Data shown:
Content starts
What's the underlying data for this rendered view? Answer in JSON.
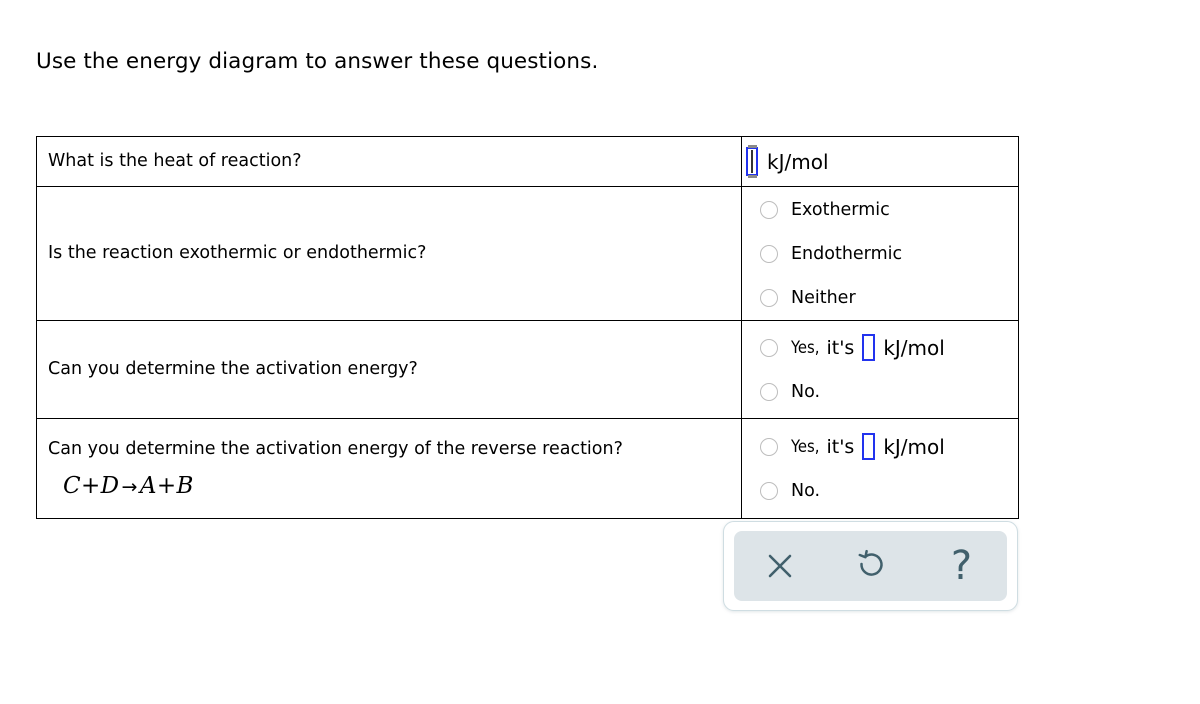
{
  "prompt": "Use the energy diagram to answer these questions.",
  "colors": {
    "input_border": "#2233ee",
    "radio_border": "#bdbdbd",
    "toolbar_panel": "#dde4e8",
    "toolbar_icon": "#41606c",
    "table_border": "#000000"
  },
  "table": {
    "rows": [
      {
        "question": "What is the heat of reaction?",
        "answer_type": "numeric-entry",
        "input_value": "",
        "unit": "kJ/mol"
      },
      {
        "question": "Is the reaction exothermic or endothermic?",
        "answer_type": "radio-group",
        "options": [
          {
            "label": "Exothermic",
            "selected": false
          },
          {
            "label": "Endothermic",
            "selected": false
          },
          {
            "label": "Neither",
            "selected": false
          }
        ]
      },
      {
        "question": "Can you determine the activation energy?",
        "answer_type": "radio-group-with-entry",
        "options": [
          {
            "label": "Yes,",
            "its_label": "it's",
            "input_value": "",
            "unit": "kJ/mol",
            "selected": false
          },
          {
            "label": "No.",
            "selected": false
          }
        ]
      },
      {
        "question": "Can you determine the activation energy of the reverse reaction?",
        "equation": {
          "reactant_1": "C",
          "plus_1": "+",
          "reactant_2": "D",
          "arrow": "→",
          "product_1": "A",
          "plus_2": "+",
          "product_2": "B"
        },
        "answer_type": "radio-group-with-entry",
        "options": [
          {
            "label": "Yes,",
            "its_label": "it's",
            "input_value": "",
            "unit": "kJ/mol",
            "selected": false
          },
          {
            "label": "No.",
            "selected": false
          }
        ]
      }
    ]
  },
  "toolbar": {
    "buttons": [
      {
        "icon": "close-icon",
        "label": "×"
      },
      {
        "icon": "undo-refresh-icon",
        "label": "↺"
      },
      {
        "icon": "help-icon",
        "label": "?"
      }
    ]
  }
}
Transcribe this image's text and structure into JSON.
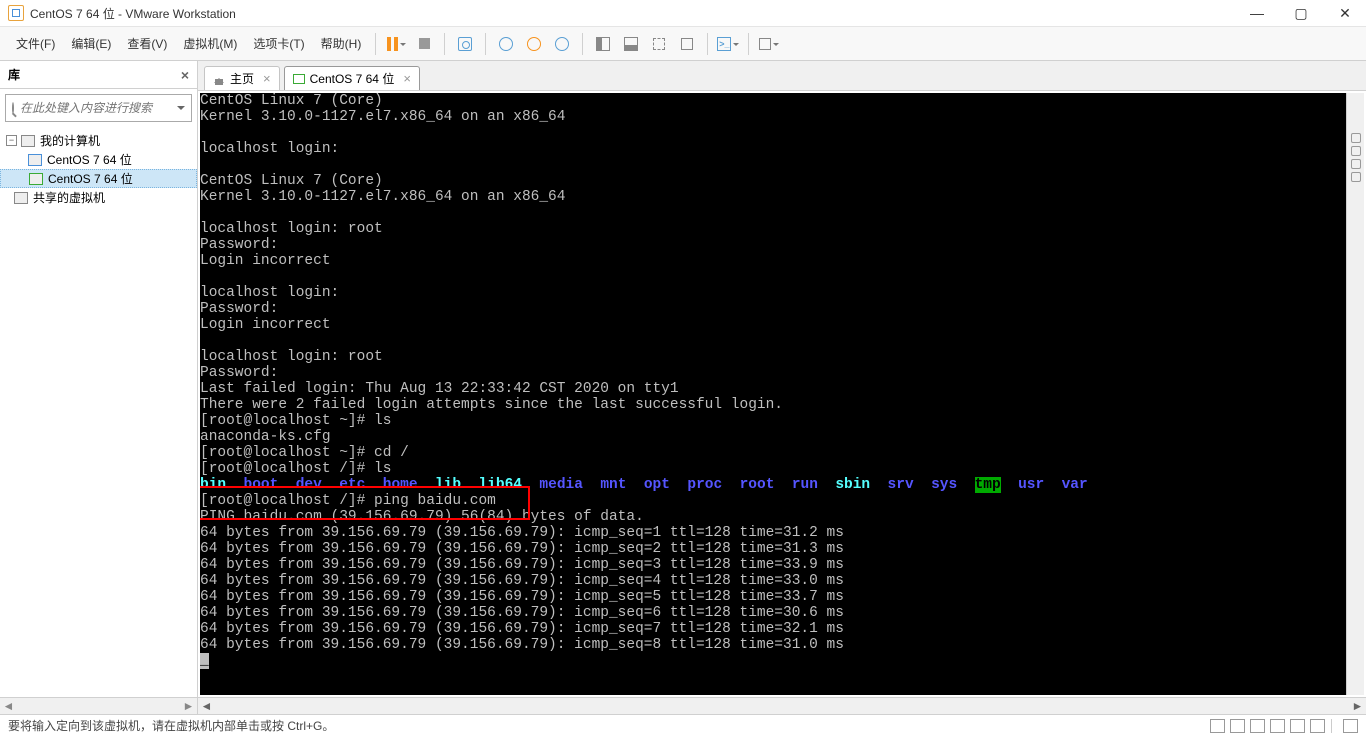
{
  "window": {
    "title": "CentOS 7 64 位 - VMware Workstation"
  },
  "menu": {
    "file": "文件(F)",
    "edit": "编辑(E)",
    "view": "查看(V)",
    "vm": "虚拟机(M)",
    "tabs": "选项卡(T)",
    "help": "帮助(H)"
  },
  "sidebar": {
    "title": "库",
    "search_placeholder": "在此处键入内容进行搜索",
    "my_computer": "我的计算机",
    "vm1": "CentOS 7 64 位",
    "vm2": "CentOS 7 64 位",
    "shared": "共享的虚拟机"
  },
  "tabs": {
    "home": "主页",
    "vm": "CentOS 7 64 位"
  },
  "terminal": {
    "l1": "CentOS Linux 7 (Core)",
    "l2": "Kernel 3.10.0-1127.el7.x86_64 on an x86_64",
    "l3": "",
    "l4": "localhost login:",
    "l5": "",
    "l6": "CentOS Linux 7 (Core)",
    "l7": "Kernel 3.10.0-1127.el7.x86_64 on an x86_64",
    "l8": "",
    "l9": "localhost login: root",
    "l10": "Password:",
    "l11": "Login incorrect",
    "l12": "",
    "l13": "localhost login:",
    "l14": "Password:",
    "l15": "Login incorrect",
    "l16": "",
    "l17": "localhost login: root",
    "l18": "Password:",
    "l19": "Last failed login: Thu Aug 13 22:33:42 CST 2020 on tty1",
    "l20": "There were 2 failed login attempts since the last successful login.",
    "l21": "[root@localhost ~]# ls",
    "l22": "anaconda-ks.cfg",
    "l23": "[root@localhost ~]# cd /",
    "l24": "[root@localhost /]# ls",
    "dirs": {
      "bin": "bin",
      "boot": "boot",
      "dev": "dev",
      "etc": "etc",
      "home": "home",
      "lib": "lib",
      "lib64": "lib64",
      "media": "media",
      "mnt": "mnt",
      "opt": "opt",
      "proc": "proc",
      "root": "root",
      "run": "run",
      "sbin": "sbin",
      "srv": "srv",
      "sys": "sys",
      "tmp": "tmp",
      "usr": "usr",
      "var": "var"
    },
    "l26": "[root@localhost /]# ping baidu.com",
    "l27": "PING baidu.com (39.156.69.79) 56(84) bytes of data.",
    "l28": "64 bytes from 39.156.69.79 (39.156.69.79): icmp_seq=1 ttl=128 time=31.2 ms",
    "l29": "64 bytes from 39.156.69.79 (39.156.69.79): icmp_seq=2 ttl=128 time=31.3 ms",
    "l30": "64 bytes from 39.156.69.79 (39.156.69.79): icmp_seq=3 ttl=128 time=33.9 ms",
    "l31": "64 bytes from 39.156.69.79 (39.156.69.79): icmp_seq=4 ttl=128 time=33.0 ms",
    "l32": "64 bytes from 39.156.69.79 (39.156.69.79): icmp_seq=5 ttl=128 time=33.7 ms",
    "l33": "64 bytes from 39.156.69.79 (39.156.69.79): icmp_seq=6 ttl=128 time=30.6 ms",
    "l34": "64 bytes from 39.156.69.79 (39.156.69.79): icmp_seq=7 ttl=128 time=32.1 ms",
    "l35": "64 bytes from 39.156.69.79 (39.156.69.79): icmp_seq=8 ttl=128 time=31.0 ms"
  },
  "status": {
    "text": "要将输入定向到该虚拟机，请在虚拟机内部单击或按 Ctrl+G。"
  }
}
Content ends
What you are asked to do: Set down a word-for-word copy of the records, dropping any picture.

Solution to the exercise:
What's the underlying data for this rendered view? Answer in JSON.
{
  "prompt": "Use the energy diagram to answer these questions.",
  "colors": {
    "input_border": "#2233ee",
    "radio_border": "#bdbdbd",
    "toolbar_panel": "#dde4e8",
    "toolbar_icon": "#41606c",
    "table_border": "#000000"
  },
  "table": {
    "rows": [
      {
        "question": "What is the heat of reaction?",
        "answer_type": "numeric-entry",
        "input_value": "",
        "unit": "kJ/mol"
      },
      {
        "question": "Is the reaction exothermic or endothermic?",
        "answer_type": "radio-group",
        "options": [
          {
            "label": "Exothermic",
            "selected": false
          },
          {
            "label": "Endothermic",
            "selected": false
          },
          {
            "label": "Neither",
            "selected": false
          }
        ]
      },
      {
        "question": "Can you determine the activation energy?",
        "answer_type": "radio-group-with-entry",
        "options": [
          {
            "label": "Yes,",
            "its_label": "it's",
            "input_value": "",
            "unit": "kJ/mol",
            "selected": false
          },
          {
            "label": "No.",
            "selected": false
          }
        ]
      },
      {
        "question": "Can you determine the activation energy of the reverse reaction?",
        "equation": {
          "reactant_1": "C",
          "plus_1": "+",
          "reactant_2": "D",
          "arrow": "→",
          "product_1": "A",
          "plus_2": "+",
          "product_2": "B"
        },
        "answer_type": "radio-group-with-entry",
        "options": [
          {
            "label": "Yes,",
            "its_label": "it's",
            "input_value": "",
            "unit": "kJ/mol",
            "selected": false
          },
          {
            "label": "No.",
            "selected": false
          }
        ]
      }
    ]
  },
  "toolbar": {
    "buttons": [
      {
        "icon": "close-icon",
        "label": "×"
      },
      {
        "icon": "undo-refresh-icon",
        "label": "↺"
      },
      {
        "icon": "help-icon",
        "label": "?"
      }
    ]
  }
}
Transcribe this image's text and structure into JSON.
{
  "window": {
    "title": "CentOS 7 64 位 - VMware Workstation"
  },
  "menu": {
    "file": "文件(F)",
    "edit": "编辑(E)",
    "view": "查看(V)",
    "vm": "虚拟机(M)",
    "tabs": "选项卡(T)",
    "help": "帮助(H)"
  },
  "sidebar": {
    "title": "库",
    "search_placeholder": "在此处键入内容进行搜索",
    "my_computer": "我的计算机",
    "vm1": "CentOS 7 64 位",
    "vm2": "CentOS 7 64 位",
    "shared": "共享的虚拟机"
  },
  "tabs": {
    "home": "主页",
    "vm": "CentOS 7 64 位"
  },
  "terminal": {
    "l1": "CentOS Linux 7 (Core)",
    "l2": "Kernel 3.10.0-1127.el7.x86_64 on an x86_64",
    "l3": "",
    "l4": "localhost login:",
    "l5": "",
    "l6": "CentOS Linux 7 (Core)",
    "l7": "Kernel 3.10.0-1127.el7.x86_64 on an x86_64",
    "l8": "",
    "l9": "localhost login: root",
    "l10": "Password:",
    "l11": "Login incorrect",
    "l12": "",
    "l13": "localhost login:",
    "l14": "Password:",
    "l15": "Login incorrect",
    "l16": "",
    "l17": "localhost login: root",
    "l18": "Password:",
    "l19": "Last failed login: Thu Aug 13 22:33:42 CST 2020 on tty1",
    "l20": "There were 2 failed login attempts since the last successful login.",
    "l21": "[root@localhost ~]# ls",
    "l22": "anaconda-ks.cfg",
    "l23": "[root@localhost ~]# cd /",
    "l24": "[root@localhost /]# ls",
    "dirs": {
      "bin": "bin",
      "boot": "boot",
      "dev": "dev",
      "etc": "etc",
      "home": "home",
      "lib": "lib",
      "lib64": "lib64",
      "media": "media",
      "mnt": "mnt",
      "opt": "opt",
      "proc": "proc",
      "root": "root",
      "run": "run",
      "sbin": "sbin",
      "srv": "srv",
      "sys": "sys",
      "tmp": "tmp",
      "usr": "usr",
      "var": "var"
    },
    "l26": "[root@localhost /]# ping baidu.com",
    "l27": "PING baidu.com (39.156.69.79) 56(84) bytes of data.",
    "l28": "64 bytes from 39.156.69.79 (39.156.69.79): icmp_seq=1 ttl=128 time=31.2 ms",
    "l29": "64 bytes from 39.156.69.79 (39.156.69.79): icmp_seq=2 ttl=128 time=31.3 ms",
    "l30": "64 bytes from 39.156.69.79 (39.156.69.79): icmp_seq=3 ttl=128 time=33.9 ms",
    "l31": "64 bytes from 39.156.69.79 (39.156.69.79): icmp_seq=4 ttl=128 time=33.0 ms",
    "l32": "64 bytes from 39.156.69.79 (39.156.69.79): icmp_seq=5 ttl=128 time=33.7 ms",
    "l33": "64 bytes from 39.156.69.79 (39.156.69.79): icmp_seq=6 ttl=128 time=30.6 ms",
    "l34": "64 bytes from 39.156.69.79 (39.156.69.79): icmp_seq=7 ttl=128 time=32.1 ms",
    "l35": "64 bytes from 39.156.69.79 (39.156.69.79): icmp_seq=8 ttl=128 time=31.0 ms"
  },
  "status": {
    "text": "要将输入定向到该虚拟机，请在虚拟机内部单击或按 Ctrl+G。"
  }
}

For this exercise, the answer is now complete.